Balancing social life With academics can be difficult, that is why I'm so glad that OneClass is out there where I can find the top notes for all of my classes. Now I can be the all-star student I want to be.

Saarim — University of Michigan
Jenna — University of Wisconsin

As a college student living on a college budget, I love how easy it is to earn gift cards just by submitting my notes.

Jenna — University of Wisconsin
Anne — University of California

OneClass has allowed me to catch up with my most difficult course! #lifesaver

Anne — University of California
Description
PSY322 Lecture 02: Sociocultural Approach Readings: Lavine, Sweeney, & Wagner (1999), Iijima, Hall & Crum (1994) Outline - Gender Stereotypes o Trends in Print Media o Effects of TV ads & sitcoms Face-isms, objectification N Cognitive and behavioral consequences Body image, female weight - Diversity in TV ads J not as much research compared to with gender! Gender Stereotypes in Print Media - What do we see in ads published in print media? o :2:}_ Bag NOT main picture Unflattering portrayal of old women No head! J Z}L}}^ZKL]_} o E.g. In-flight Magazine Ad: Sony Noise-cancelling Headphones Old woman are annoying No heads! J o ]Z^K2Z}LZ_ - J}KL[Z}parts > faces - ,L[Z Z-}]Z~Z}K99K^@}}KL[Z - Frequency of appearance - Implications of face-isms o Stereotypes of women (transmitted in ads) Less face-ism DL]Loo]2L7 ]}]ZL}Z}Lo]7L}^]L]]oZ_ - More likely to show man to promote object, as well as face; if women, show more body Gender Stereotypes in TV Ads - Do we see similar stereotyping in television commercials? Iijima Hall and Crum (1994) KEYWORD = Tv ads study o Beer commercials o Few minorities app]LZ~]Z}7Zoo^ l2}L_ o More men than women in ads o Chest shots: men < women 49% woman (chest shot) vs. 24% man (chest shot) o Body shots: men < women Twice as many of women than men o Implications? Women seen as BODY not HUMAN Women: exterior > interior, de-humanizing - CURRENTLY: see a shift to men ads focusing on body image (buff) www.notesolution.com
More Less
Unlock Document


Only pages 1-2 are available for preview.
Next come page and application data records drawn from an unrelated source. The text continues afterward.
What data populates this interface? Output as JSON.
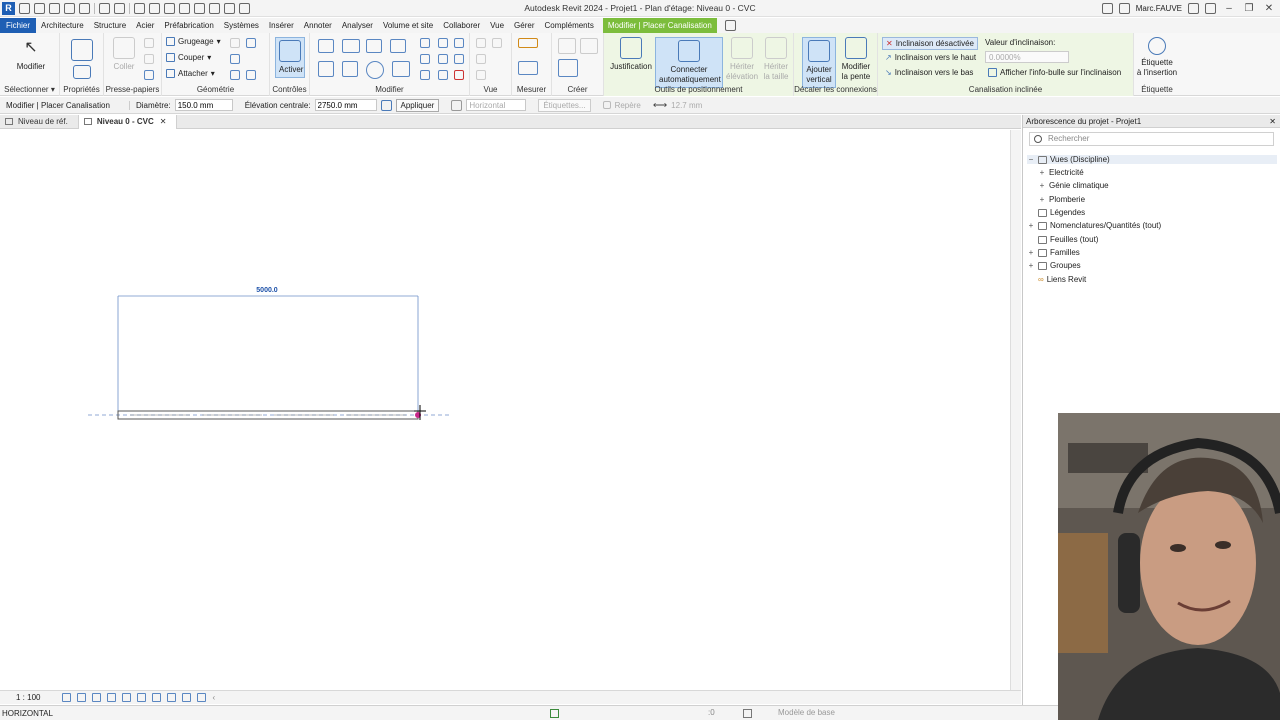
{
  "app": {
    "title": "Autodesk Revit 2024 - Projet1 - Plan d'étage: Niveau 0 - CVC",
    "logo": "R",
    "user": "Marc.FAUVE"
  },
  "tabs": [
    "Fichier",
    "Architecture",
    "Structure",
    "Acier",
    "Préfabrication",
    "Systèmes",
    "Insérer",
    "Annoter",
    "Analyser",
    "Volume et site",
    "Collaborer",
    "Vue",
    "Gérer",
    "Compléments"
  ],
  "context_tab": "Modifier | Placer Canalisation",
  "ribbon": {
    "selectionner": {
      "label": "Sélectionner",
      "btn": "Modifier"
    },
    "proprietes": {
      "label": "Propriétés"
    },
    "presse_papiers": {
      "label": "Presse-papiers",
      "coller": "Coller"
    },
    "geometrie": {
      "label": "Géométrie",
      "items": [
        "Grugeage",
        "Couper",
        "Attacher"
      ]
    },
    "controles": {
      "label": "Contrôles",
      "btn": "Activer"
    },
    "modifier": {
      "label": "Modifier"
    },
    "vue": {
      "label": "Vue"
    },
    "mesurer": {
      "label": "Mesurer"
    },
    "creer": {
      "label": "Créer"
    },
    "outils_positionnement": {
      "label": "Outils de positionnement",
      "justification": "Justification",
      "connecter_1": "Connecter",
      "connecter_2": "automatiquement",
      "heriter_elev_1": "Hériter",
      "heriter_elev_2": "élévation",
      "heriter_taille_1": "Hériter",
      "heriter_taille_2": "la taille"
    },
    "decaler": {
      "label": "Décaler les connexions",
      "ajouter_1": "Ajouter",
      "ajouter_2": "vertical",
      "modifier_1": "Modifier",
      "modifier_2": "la pente"
    },
    "canalisation_inclinee": {
      "label": "Canalisation inclinée",
      "desactivee": "Inclinaison désactivée",
      "haut": "Inclinaison vers le haut",
      "bas": "Inclinaison vers le bas",
      "valeur_label": "Valeur d'inclinaison:",
      "valeur": "0.0000%",
      "infobulle": "Afficher l'info-bulle sur l'inclinaison"
    },
    "etiquette": {
      "label": "Étiquette",
      "btn_1": "Étiquette",
      "btn_2": "à l'insertion"
    }
  },
  "options_bar": {
    "context": "Modifier | Placer Canalisation",
    "diametre_label": "Diamètre:",
    "diametre": "150.0 mm",
    "elevation_label": "Élévation centrale:",
    "elevation": "2750.0 mm",
    "appliquer": "Appliquer",
    "horizontal": "Horizontal",
    "etiquettes": "Étiquettes...",
    "repere": "Repère",
    "longueur": "12.7 mm"
  },
  "view_tabs": [
    {
      "label": "Niveau de réf.",
      "active": false
    },
    {
      "label": "Niveau 0 - CVC",
      "active": true
    }
  ],
  "canvas": {
    "dimension": "5000.0"
  },
  "view_control": {
    "scale": "1 : 100"
  },
  "status_bar": {
    "left": "HORIZONTAL",
    "model": "Modèle de base",
    "sel_count": ":0"
  },
  "browser": {
    "title": "Arborescence du projet - Projet1",
    "search_placeholder": "Rechercher",
    "nodes": [
      {
        "label": "Vues (Discipline)",
        "exp": "−"
      },
      {
        "label": "Electricité",
        "exp": "+"
      },
      {
        "label": "Génie climatique",
        "exp": "+"
      },
      {
        "label": "Plomberie",
        "exp": "+"
      },
      {
        "label": "Légendes",
        "exp": ""
      },
      {
        "label": "Nomenclatures/Quantités (tout)",
        "exp": "+"
      },
      {
        "label": "Feuilles (tout)",
        "exp": ""
      },
      {
        "label": "Familles",
        "exp": "+"
      },
      {
        "label": "Groupes",
        "exp": "+"
      },
      {
        "label": "Liens Revit",
        "exp": ""
      }
    ]
  },
  "colors": {
    "accent": "#1f5fb4",
    "context": "#7cbd3c",
    "dimension": "#1a4fa8",
    "pipe_end": "#c8288a"
  }
}
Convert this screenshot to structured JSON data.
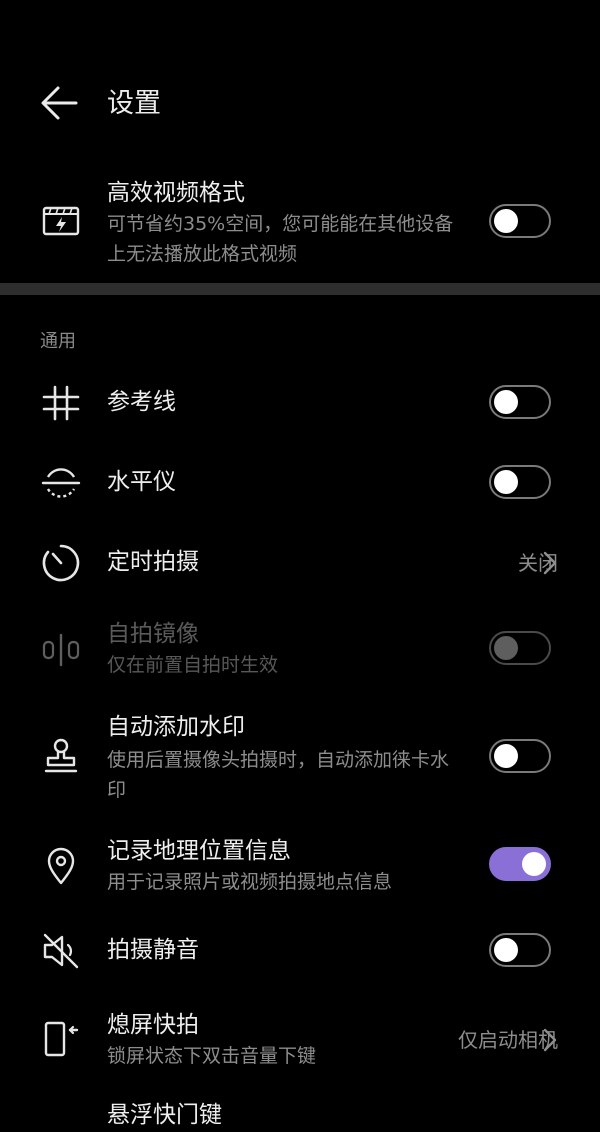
{
  "header": {
    "title": "设置"
  },
  "efficient_format": {
    "title": "高效视频格式",
    "subtitle": "可节省约35%空间，您可能能在其他设备上无法播放此格式视频",
    "on": false
  },
  "section": {
    "general": "通用"
  },
  "items": [
    {
      "title": "参考线",
      "on": false
    },
    {
      "title": "水平仪",
      "on": false
    },
    {
      "title": "定时拍摄",
      "value": "关闭"
    },
    {
      "title": "自拍镜像",
      "subtitle": "仅在前置自拍时生效",
      "on": true,
      "disabled": true
    },
    {
      "title": "自动添加水印",
      "subtitle": "使用后置摄像头拍摄时，自动添加徕卡水印",
      "on": false
    },
    {
      "title": "记录地理位置信息",
      "subtitle": "用于记录照片或视频拍摄地点信息",
      "on": true
    },
    {
      "title": "拍摄静音",
      "on": false
    },
    {
      "title": "熄屏快拍",
      "subtitle": "锁屏状态下双击音量下键",
      "value": "仅启动相机"
    },
    {
      "title": "悬浮快门键"
    }
  ],
  "colors": {
    "accent": "#8a6fd6",
    "background": "#000000",
    "secondary_text": "#8d8d8d"
  }
}
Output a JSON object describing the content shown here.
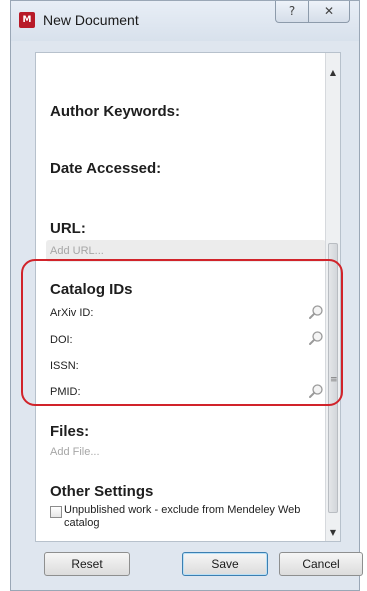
{
  "window": {
    "title": "New Document",
    "help_glyph": "?",
    "close_glyph": "✕",
    "app_icon_text": "M"
  },
  "form": {
    "author_keywords_label": "Author Keywords:",
    "date_accessed_label": "Date Accessed:",
    "url_label": "URL:",
    "url_placeholder": "Add URL...",
    "catalog_ids": {
      "heading": "Catalog IDs",
      "arxiv_label": "ArXiv ID:",
      "doi_label": "DOI:",
      "issn_label": "ISSN:",
      "pmid_label": "PMID:"
    },
    "files_heading": "Files:",
    "add_file_placeholder": "Add File...",
    "other_settings_heading": "Other Settings",
    "unpublished_label": "Unpublished work - exclude from Mendeley Web catalog",
    "unpublished_checked": false
  },
  "buttons": {
    "reset": "Reset",
    "save": "Save",
    "cancel": "Cancel"
  },
  "icons": {
    "lookup": "magnifier-icon",
    "scroll_up": "▲",
    "scroll_down": "▼",
    "grip": "≡"
  },
  "colors": {
    "highlight": "#d1232a",
    "app_icon": "#b81a28"
  }
}
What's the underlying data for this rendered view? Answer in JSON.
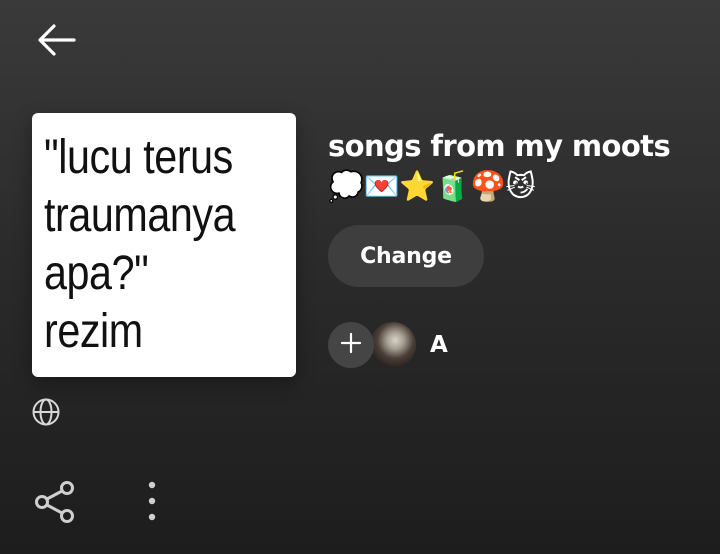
{
  "header": {
    "back_icon": "arrow-left-icon"
  },
  "playlist": {
    "cover_text": "\"lucu  terus\ntraumanya\napa?\"\nrezim",
    "title": "songs from my moots 💭💌⭐🧃🍄😼",
    "change_label": "Change",
    "owner_name": "A",
    "visibility_icon": "globe-icon"
  },
  "actions": {
    "add_icon": "plus-icon",
    "share_icon": "share-icon",
    "more_icon": "more-vertical-icon"
  },
  "colors": {
    "background_top": "#3a3a3a",
    "background_bottom": "#1d1d1d",
    "button_bg": "#3e3e3e",
    "text": "#ffffff"
  }
}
Some parts have been intentionally blurred.

Unlock Document
You're Reading a Preview

Unlock to view full version

Unlock Document

Log In


OR

Don't have an account?

Join OneClass

Access over 10 million pages of study
documents for 1.3 million courses.

Sign up

Join to view


OR

By registering, I agree to the Terms and Privacy Policies
Already have an account?
Just a few more details

So we can recommend you notes for your school.

Reset Password

Please enter below the email address you registered with and we will send you a link to reset your password.

Add your courses

Get notes from the top students in your class.


Submit